It sounds good but it doesn’t stand up to much scrutiny either as premises of a reasoned argument, or as an all embracing catalogue of those who like to walk. His key argument is that to truly enjoy walking there has got to be time to take in the environment you are walking through. You have got to have time to loiter. Unfortunately ‘loitering’ as a verb has come to have many negative connotations but we mustn’t condemn an idea simply because time has overtaken it.

Moonrise Over Exmoor by Margaret Dobson

Moonrise Over Exmoor by Margaret Dobson

A final thought on the copy I got sent via eBay. It’s a 1932 edition especially bound by the Lanark Library Service. In some ways it ought to be a collectors piece but it cost me less than £2. It rested on the shelves of Lanark Library for over 80 years and was taken out twice before being “formally de-accessioned” in 2013. Almost the best bit of the book is the instructions to readers pasted inside the front cover. I reproduce it in full.
“This book is lent for a period of FOURTEEN DAYS and must be returned at the expiry of that period or not later than any other such date as may be stamped on the date slip. An extension of this period may be granted at the discretion of the Librarian if application for such extension is made not later than the date on which the book is due to be returned. Fines may be imposed at the rate of 2d per week or part of a week for any period the book is kept beyond the period allowed.
Readers are requested to take every possible care of the books lent to them: damage caused to a book whilst in the hands of the reader must be made good by the reader.
If infectious disease breaks out in the home of the reader, it must be reported immediately to the Librarian who will give instructions regarding the return of the book. Books which have been in contact with infectious disease must not be returned to the Library until disinfection of the house has taken place and no book will be issued to any reader in whose home infectious disease is known to exist.
The attention of readers is drawn to the special facilities of the Library for the provision of books in all subjects. Any book of a special nature may be borrowed for a period of one month. Application for such books, accompanied by the name and full postal address of the reader, may be made to the County Librarian, Hamilton.
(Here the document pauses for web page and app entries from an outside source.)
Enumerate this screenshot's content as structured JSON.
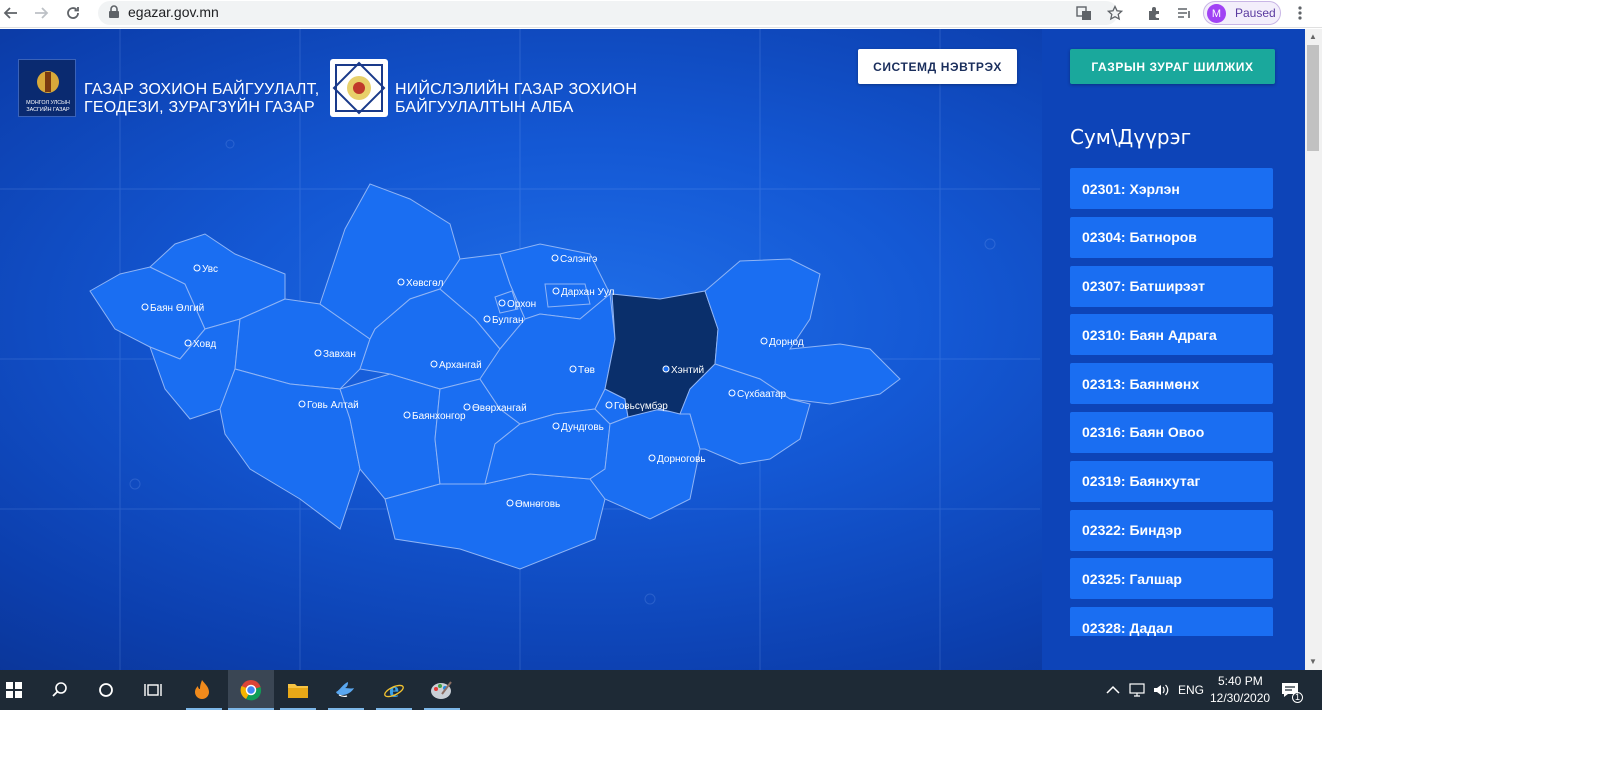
{
  "browser": {
    "url": "egazar.gov.mn",
    "profile_initial": "M",
    "profile_status": "Paused"
  },
  "header": {
    "gov_title_line1": "ГАЗАР ЗОХИОН БАЙГУУЛАЛТ,",
    "gov_title_line2": "ГЕОДЕЗИ, ЗУРАГЗҮЙН ГАЗАР",
    "gov_logo_text": "МОНГОЛ УЛСЫН ЗАСГИЙН ГАЗАР",
    "city_title_line1": "НИЙСЛЭЛИЙН ГАЗАР ЗОХИОН",
    "city_title_line2": "БАЙГУУЛАЛТЫН АЛБА",
    "login_label": "СИСТЕМД НЭВТРЭХ"
  },
  "panel": {
    "map_switch_label": "ГАЗРЫН ЗУРАГ ШИЛЖИХ",
    "title": "Сум\\Дүүрэг",
    "districts": [
      "02301: Хэрлэн",
      "02304: Батноров",
      "02307: Батширээт",
      "02310: Баян Адрага",
      "02313: Баянмөнх",
      "02316: Баян Овоо",
      "02319: Баянхутаг",
      "02322: Биндэр",
      "02325: Галшар",
      "02328: Дадал"
    ]
  },
  "map": {
    "selected_province": "Хэнтий",
    "labels": {
      "uvs": "Увс",
      "bayan_olgii": "Баян Өлгий",
      "khovd": "Ховд",
      "govi_altai": "Говь Алтай",
      "zavkhan": "Завхан",
      "khovsgol": "Хөвсгөл",
      "arkhangai": "Архангай",
      "bayankhongor": "Баянхонгор",
      "ovorkhangai": "Өвөрхангай",
      "umnogovi": "Өмнөговь",
      "bulgan": "Булган",
      "orkhon": "Орхон",
      "selenge": "Сэлэнгэ",
      "darkhan_uul": "Дархан Уул",
      "tov": "Төв",
      "dundgovi": "Дундговь",
      "govisumber": "Говьсүмбэр",
      "dornogovi": "Дорноговь",
      "khentii": "Хэнтий",
      "dornod": "Дорнод",
      "sukhbaatar": "Сүхбаатар"
    }
  },
  "taskbar": {
    "lang": "ENG",
    "time": "5:40 PM",
    "date": "12/30/2020",
    "notif_count": "1"
  }
}
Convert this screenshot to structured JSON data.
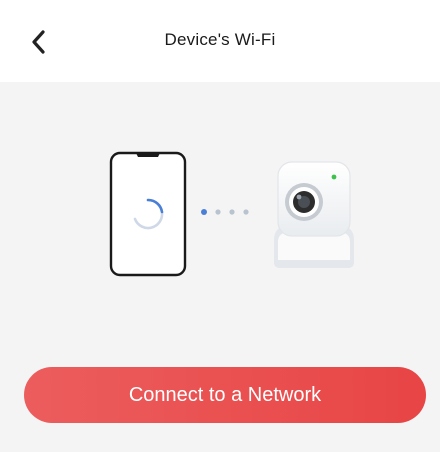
{
  "header": {
    "title": "Device's Wi-Fi",
    "back_icon": "chevron-left-icon"
  },
  "illustration": {
    "phone_icon": "smartphone-icon",
    "spinner_icon": "loading-spinner-icon",
    "dots_icon": "connecting-dots-icon",
    "camera_icon": "security-camera-icon",
    "accent_color": "#4a7fd6",
    "camera_led_color": "#3dc24a"
  },
  "actions": {
    "connect_label": "Connect to a Network",
    "button_color": "#e94b4b"
  }
}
Hamilton Library

Hamilton Library

I feel as though I have entered another world.